- _TASK BRIEF_:
Tally every line in the data that has the word "this" and report only the total.

Start of Block

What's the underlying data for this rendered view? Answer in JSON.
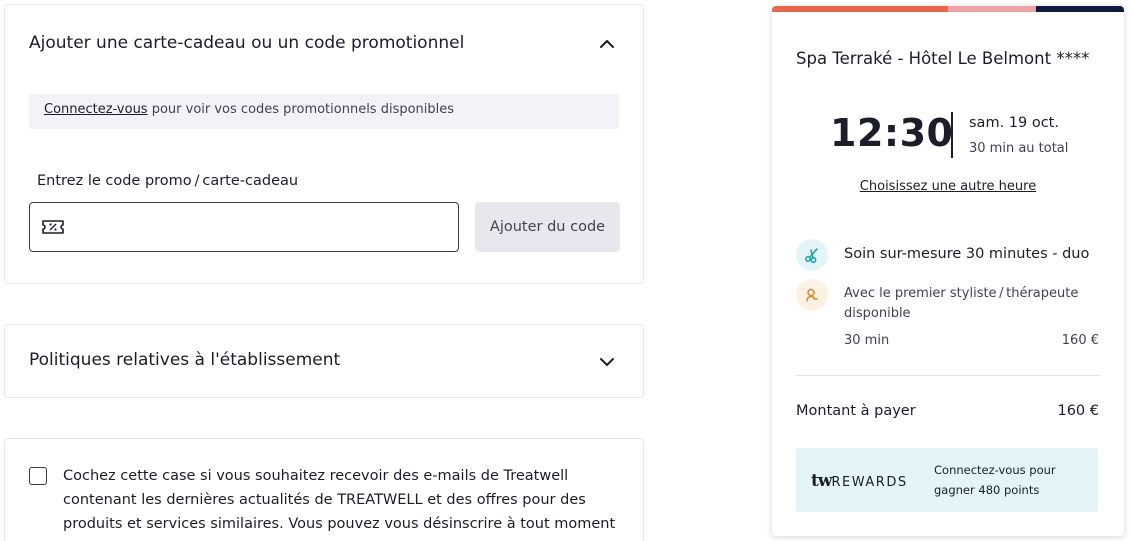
{
  "promo": {
    "title": "Ajouter une carte-cadeau ou un code promotionnel",
    "login_link": "Connectez-vous",
    "login_text": " pour voir vos codes promotionnels disponibles",
    "field_label": "Entrez le code promo / carte-cadeau",
    "input_value": "",
    "input_placeholder": "",
    "add_button": "Ajouter du code"
  },
  "policies": {
    "title": "Politiques relatives à l'établissement"
  },
  "newsletter": {
    "checked": false,
    "text": "Cochez cette case si vous souhaitez recevoir des e-mails de Treatwell contenant les dernières actualités de TREATWELL et des offres pour des produits et services similaires. Vous pouvez vous désinscrire à tout moment"
  },
  "summary": {
    "stripe_colors": [
      "#e8674a",
      "#f0a3a6",
      "#0f1a3c"
    ],
    "venue": "Spa Terraké - Hôtel Le Belmont ****",
    "time": "12:30",
    "date": "sam. 19 oct.",
    "total_duration": "30 min au total",
    "other_time_link": "Choisissez une autre heure",
    "service": {
      "name": "Soin sur-mesure 30 minutes - duo",
      "icon": "scissors-icon",
      "icon_bg": "#e3f5f6",
      "icon_color": "#16a1a8"
    },
    "staff": {
      "text": "Avec le premier styliste / thérapeute disponible",
      "icon": "person-icon",
      "icon_bg": "#fdf1e3",
      "icon_color": "#d98a2b"
    },
    "duration": "30 min",
    "price": "160 €",
    "total_label": "Montant à payer",
    "total_value": "160 €",
    "rewards": {
      "logo_tw": "tw",
      "logo_rewards": "REWARDS",
      "text": "Connectez-vous pour gagner 480 points"
    }
  }
}
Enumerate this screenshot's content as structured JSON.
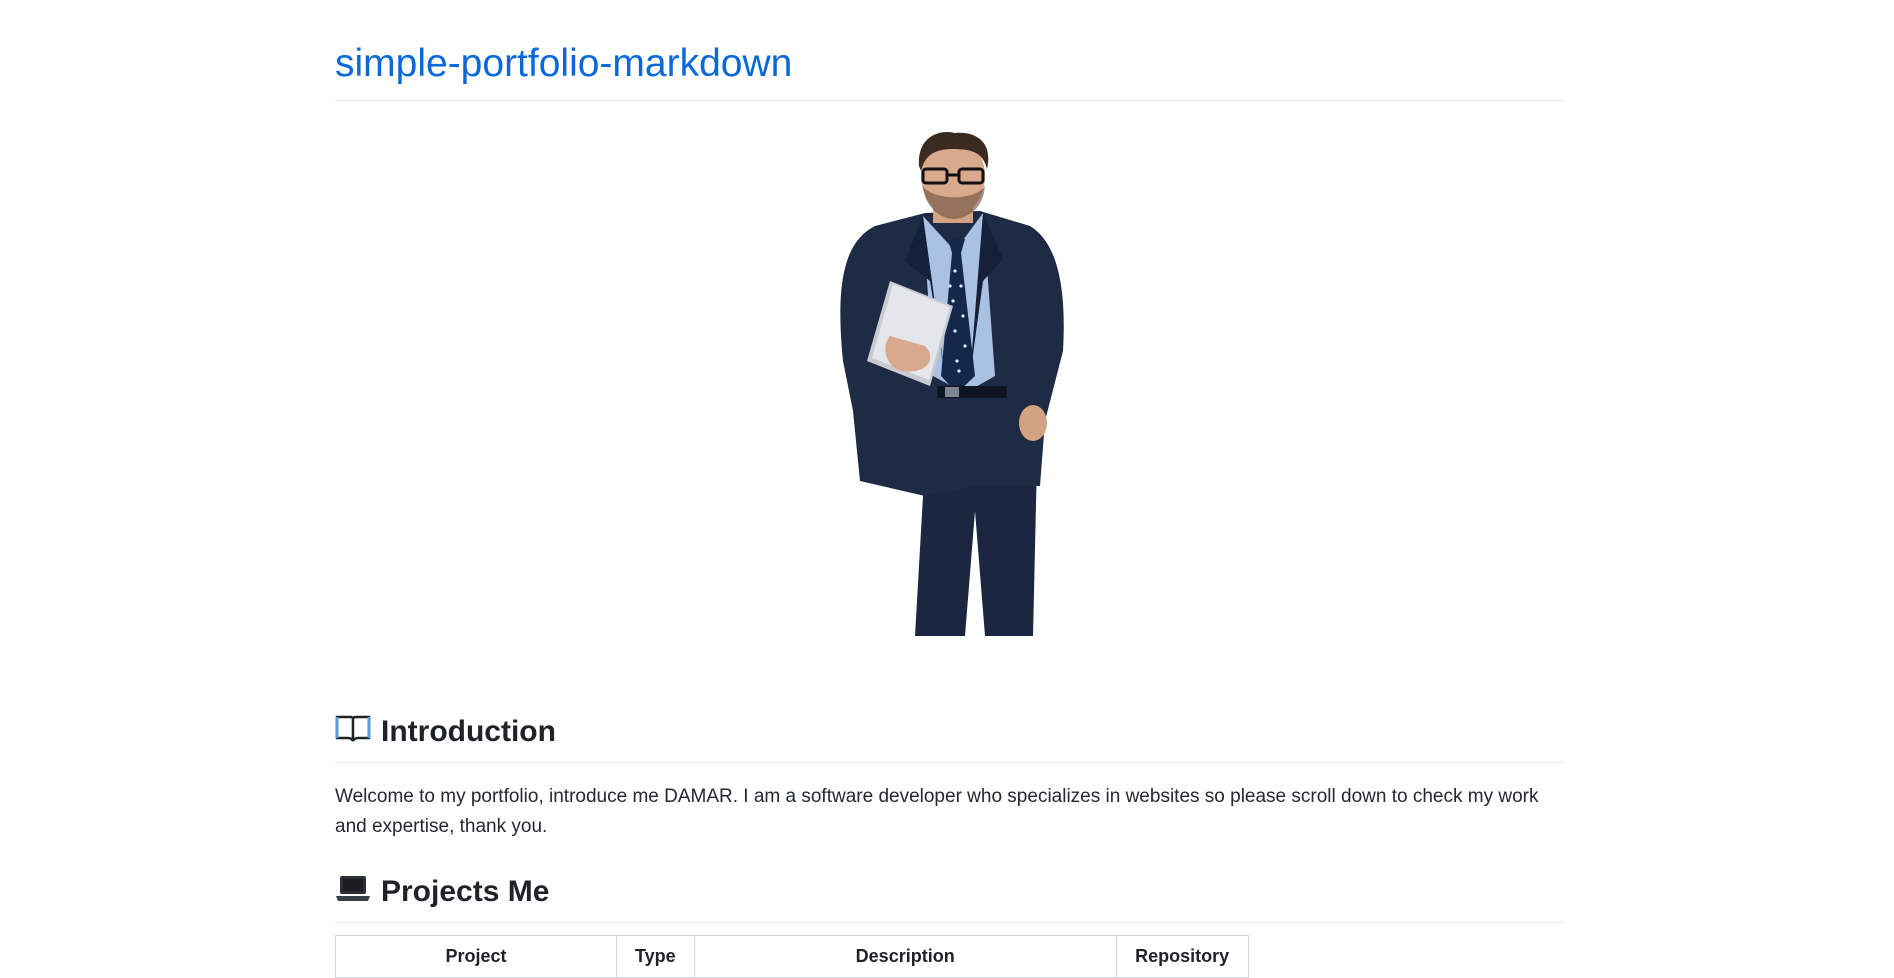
{
  "header": {
    "title": "simple-portfolio-markdown"
  },
  "hero": {
    "image_alt": "portrait of man in suit holding tablet"
  },
  "introduction": {
    "heading": "Introduction",
    "icon": "open-book-icon",
    "text": "Welcome to my portfolio, introduce me DAMAR. I am a software developer who specializes in websites so please scroll down to check my work and expertise, thank you."
  },
  "projects": {
    "heading": "Projects Me",
    "icon": "laptop-icon",
    "table_headers": [
      "Project",
      "Type",
      "Description",
      "Repository"
    ]
  },
  "colors": {
    "link": "#0969da",
    "text": "#24292f",
    "rule": "#e7eaee",
    "suit": "#1e2b44",
    "shirt": "#a9c1e2"
  }
}
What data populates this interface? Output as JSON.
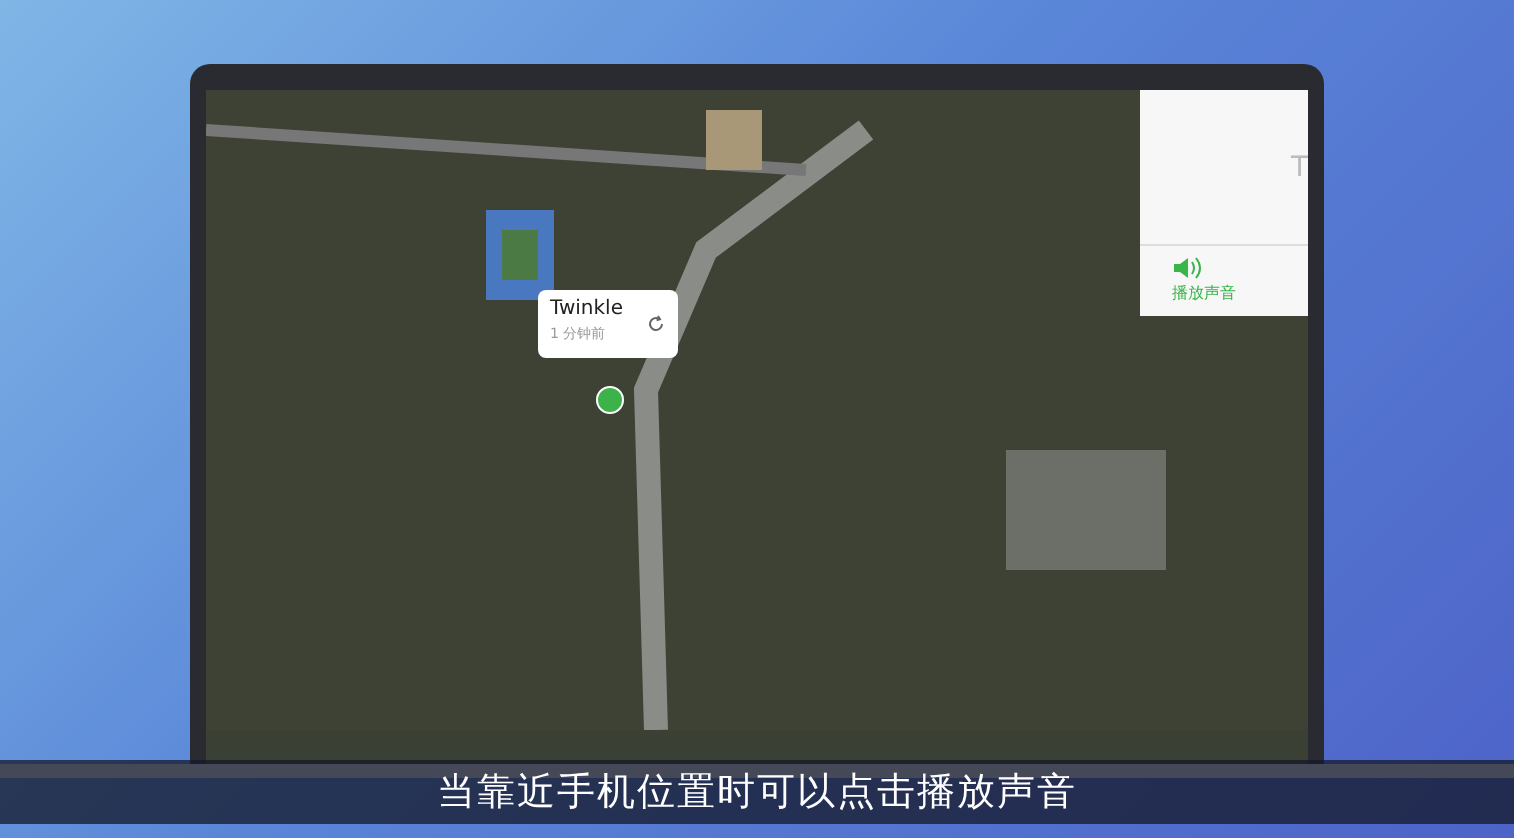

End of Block

- _SOLUTION_:
3